Lord Stanley of Alderley has done a wise thing. He
has issued an order in the Post Office allowing its officers to pass through the Bankruptcy Court for debts contracted before January without dismissal. Mr. W. Jackson availed himself of this order on Tues- day, and it came out that he had " backed a bill " for a brother clerk, was called on to pay, and borrowed the money of Messrs. Nathan and Swattom, usurers. They charged him usually sixty per cent., relying on the order which dismisses them if they appeal to the Court of Bankruptcy. The bankrupt stated that six or seven money-lenders regularly visit the Post Office on pay-day, and " clean out the clerks," who then are obliged to run into debt for necessaries. We believe worse stories would be told at the War and other offices,—the only one, it is said, free of the usurers being the Customs, which is filled with working clerks.
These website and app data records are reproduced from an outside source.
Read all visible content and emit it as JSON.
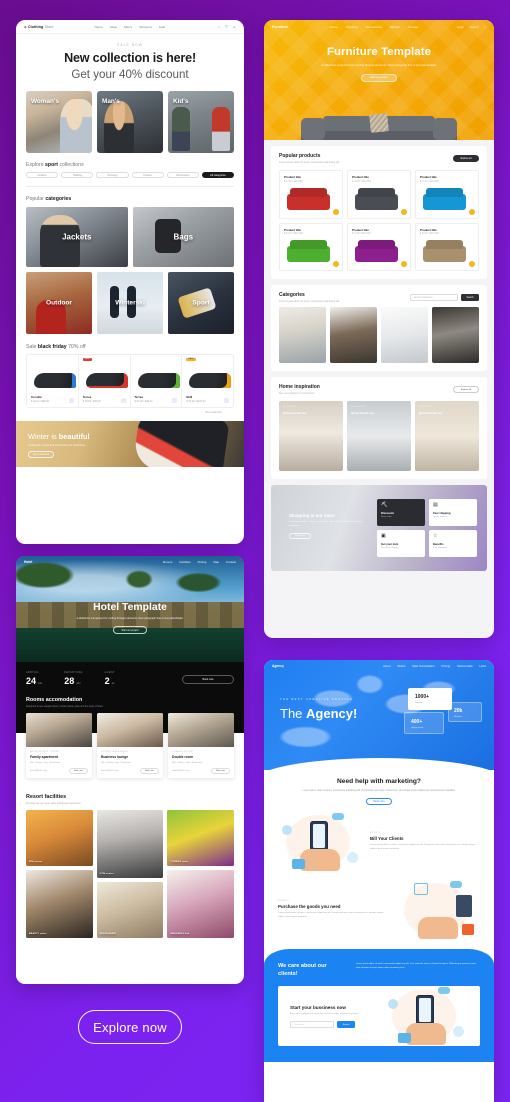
{
  "page": {
    "background_start": "#6a0d8f",
    "background_end": "#7c25f5",
    "explore_button": "Explore now"
  },
  "template_clothing": {
    "logo": "Clothing",
    "logo_sub": "Store",
    "menu": [
      "Home",
      "Shop",
      "Men's",
      "Women's",
      "Kids"
    ],
    "icons": [
      "search-icon",
      "cart-icon",
      "user-icon"
    ],
    "hero": {
      "kicker": "SALE NOW",
      "title": "New collection is here!",
      "subtitle": "Get your 40% discount"
    },
    "categories": [
      {
        "label": "Woman's"
      },
      {
        "label": "Man's"
      },
      {
        "label": "Kid's"
      }
    ],
    "explore": {
      "title_pre": "Explore ",
      "title_bold": "sport",
      "title_post": " collections",
      "pills": [
        "Outdoor",
        "Trekking",
        "Running",
        "Fitness",
        "Wintersport",
        "All categories"
      ]
    },
    "popular": {
      "title_pre": "Popular ",
      "title_bold": "categories",
      "tiles_big": [
        "Jackets",
        "Bags"
      ],
      "tiles_small": [
        "Outdoor",
        "Winterski",
        "Sport"
      ]
    },
    "sale": {
      "title_pre": "Sale ",
      "title_bold": "black friday",
      "title_post": " 70% off",
      "products": [
        {
          "name": "Croslite",
          "price": "$ 42.00 / $89.00",
          "badge": ""
        },
        {
          "name": "Terrex",
          "price": "$ 49.00 / $89.00",
          "badge": "NEW"
        },
        {
          "name": "Terrex",
          "price": "$ 51.00 / $99.00",
          "badge": ""
        },
        {
          "name": "Skill",
          "price": "$ 63.00 / $119.00",
          "badge": "SALE"
        }
      ],
      "more_link": "View collection"
    },
    "banner": {
      "title_pre": "Winter is ",
      "title_bold": "beautiful",
      "subtitle": "Lookbooks, trends and accessories for wintertime",
      "button": "Open collection"
    }
  },
  "template_furniture": {
    "logo": "Furniture",
    "menu": [
      "Home",
      "Furniture",
      "Accessories",
      "Kitchen",
      "Garage"
    ],
    "right_menu": [
      "Login",
      "Cart 0"
    ],
    "search_icon": "search-icon",
    "hero": {
      "title": "Furniture Template",
      "subtitle": "A slideshow component for cycling through elements. New paragraph line or text placeholder.",
      "button": "Start our project"
    },
    "popular": {
      "title": "Popular products",
      "subtitle": "Lorem ipsum dolor sit amet, consectetur adipiscing elit.",
      "button": "Explore all",
      "products": [
        {
          "title": "Product title",
          "price": "$ 17.00 / $29 USD",
          "color": "c-red"
        },
        {
          "title": "Product title",
          "price": "$ 13.00 / $29 USD",
          "color": "c-dark"
        },
        {
          "title": "Product title",
          "price": "$ 17.00 / $29 USD",
          "color": "c-blue"
        },
        {
          "title": "Product title",
          "price": "$ 23.00 / $39 USD",
          "color": "c-green"
        },
        {
          "title": "Product title",
          "price": "$ 13.00 / $29 USD",
          "color": "c-purple"
        },
        {
          "title": "Product title",
          "price": "$ 23.00 / $39 USD",
          "color": "c-brown"
        }
      ]
    },
    "categories": {
      "title": "Categories",
      "subtitle": "Lorem ipsum dolor sit amet, consectetur adipiscing elit.",
      "search_placeholder": "Search categories",
      "search_button": "Search",
      "tiles": [
        "living-room",
        "kitchen",
        "bathroom",
        "bedroom"
      ]
    },
    "inspiration": {
      "title": "Home inspiration",
      "subtitle": "See our products in real homes!",
      "button": "Explore all",
      "cards": [
        {
          "date": "26.01.2020",
          "title": "Quick brown fox"
        },
        {
          "date": "26.01.2020",
          "title": "Quick brown fox"
        },
        {
          "date": "26.01.2020",
          "title": "Quick brown fox"
        }
      ]
    },
    "footer": {
      "title": "Shopping at our store",
      "text": "Lorem ipsum dolor sit amet, consectetur adipiscing elit. Phasellus enim erat, vestibulum.",
      "button": "Read more",
      "features": [
        {
          "icon": "cart-icon",
          "title": "Discounts",
          "sub": "Every order",
          "dark": true
        },
        {
          "icon": "box-icon",
          "title": "Fast shipping",
          "sub": "On the request",
          "dark": false
        },
        {
          "icon": "lock-icon",
          "title": "Get your item",
          "sub": "Directly at catalog",
          "dark": false
        },
        {
          "icon": "star-icon",
          "title": "Benefits",
          "sub": "Free warranties",
          "dark": false
        }
      ]
    }
  },
  "template_hotel": {
    "logo": "Hotel",
    "menu": [
      "Rooms",
      "Facilities",
      "Pricing",
      "Map",
      "Contact"
    ],
    "hero": {
      "title": "Hotel Template",
      "subtitle": "A slideshow component for cycling through elements. New paragraph line or text placeholder.",
      "button": "Start our project"
    },
    "booking": {
      "fields": [
        {
          "label": "ARRIVAL",
          "value": "24",
          "unit": "Jan"
        },
        {
          "label": "DEPARTURE",
          "value": "28",
          "unit": "Jan"
        },
        {
          "label": "GUEST",
          "value": "2",
          "unit": "ps"
        }
      ],
      "button": "Book now"
    },
    "rooms": {
      "title": "Rooms accomodation",
      "subtitle": "Designed to see elegant decor, private place, relax and the style of hotel.",
      "cards": [
        {
          "kicker": "FROM 88 EUR / NIGHT",
          "name": "Family apartment",
          "amenities": "Wifi · Parking · Spa · Restaurant",
          "price": "From $88.00 / stay",
          "button": "Book now"
        },
        {
          "kicker": "LUXURY APARTMENT",
          "name": "Business lounge",
          "amenities": "Wifi · Parking · Spa · Restaurant",
          "price": "From $99.00 / stay",
          "button": "Book now"
        },
        {
          "kicker": "CLASSIC ROOM",
          "name": "Double room",
          "amenities": "Wifi · Parking · Spa · Restaurant",
          "price": "From $69.00 / stay",
          "button": "Book now"
        }
      ]
    },
    "facilities": {
      "title": "Resort facilities",
      "subtitle": "We have our own spa, salon and fitness experience.",
      "items": [
        {
          "caption": "SPA center",
          "class": "spa"
        },
        {
          "caption": "GYM center",
          "class": "gym"
        },
        {
          "caption": "FITNESS room",
          "class": "fit"
        },
        {
          "caption": "BEAUTY salon",
          "class": "beauty"
        },
        {
          "caption": "RESTAURANT",
          "class": "rest"
        },
        {
          "caption": "WEDDINGS hall",
          "class": "wed"
        }
      ]
    }
  },
  "template_agency": {
    "logo": "Agency",
    "menu": [
      "About",
      "Works",
      "Start Consultation",
      "Pricing",
      "Testimonials",
      "Links"
    ],
    "hero": {
      "kicker": "THE BEST CREATIVE SERVICE",
      "title_pre": "The ",
      "title_bold": "Agency!",
      "stats": [
        {
          "number": "1000+",
          "label": "Projects"
        },
        {
          "number": "20k",
          "label": "Reviews"
        },
        {
          "number": "400+",
          "label": "Happy clients"
        }
      ]
    },
    "marketing": {
      "title": "Need help with marketing?",
      "text": "Lorem ipsum dolor sit amet, consectetur adipiscing elit. Perspiciatis quis vitae consectetur, sit volutpat neque adipiscing metus laoreet molestias.",
      "button": "Read more"
    },
    "steps": [
      {
        "kicker": "STEP 1",
        "title": "Bill Your Clients",
        "text": "Lorem ipsum dolor sit amet, consectetur adipiscing elit. Perspiciatis quis vitae consectetur sit, volutpat neque adipisci quis laoreet molestias."
      },
      {
        "kicker": "STEP 2",
        "title": "Purchase the goods you need",
        "text": "Lorem ipsum dolor sit amet, consectetur adipiscing elit. Perspiciatis quis vitae consectetur sit, volutpat neque adipisci quis laoreet molestias."
      }
    ],
    "care": {
      "title": "We care about our clients!",
      "text": "Lorem ipsum dolor sit amet, consectetur adipiscing elit. Cras molestie metus a laoreet tincidunt. Pellentesque placerat, enim vitae tristique suscipit, lorem nulla venenatis purus."
    },
    "signup": {
      "title": "Start your bussiness now",
      "text": "Enter your registration to start your business today, attention and more.",
      "placeholder": "Your email",
      "button": "Submit"
    }
  }
}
Surely it would pay some minor bank to abolish this outrageous system, and advertise loans to the Civil Service at say ten per cent. The security is good enough, though not saleable.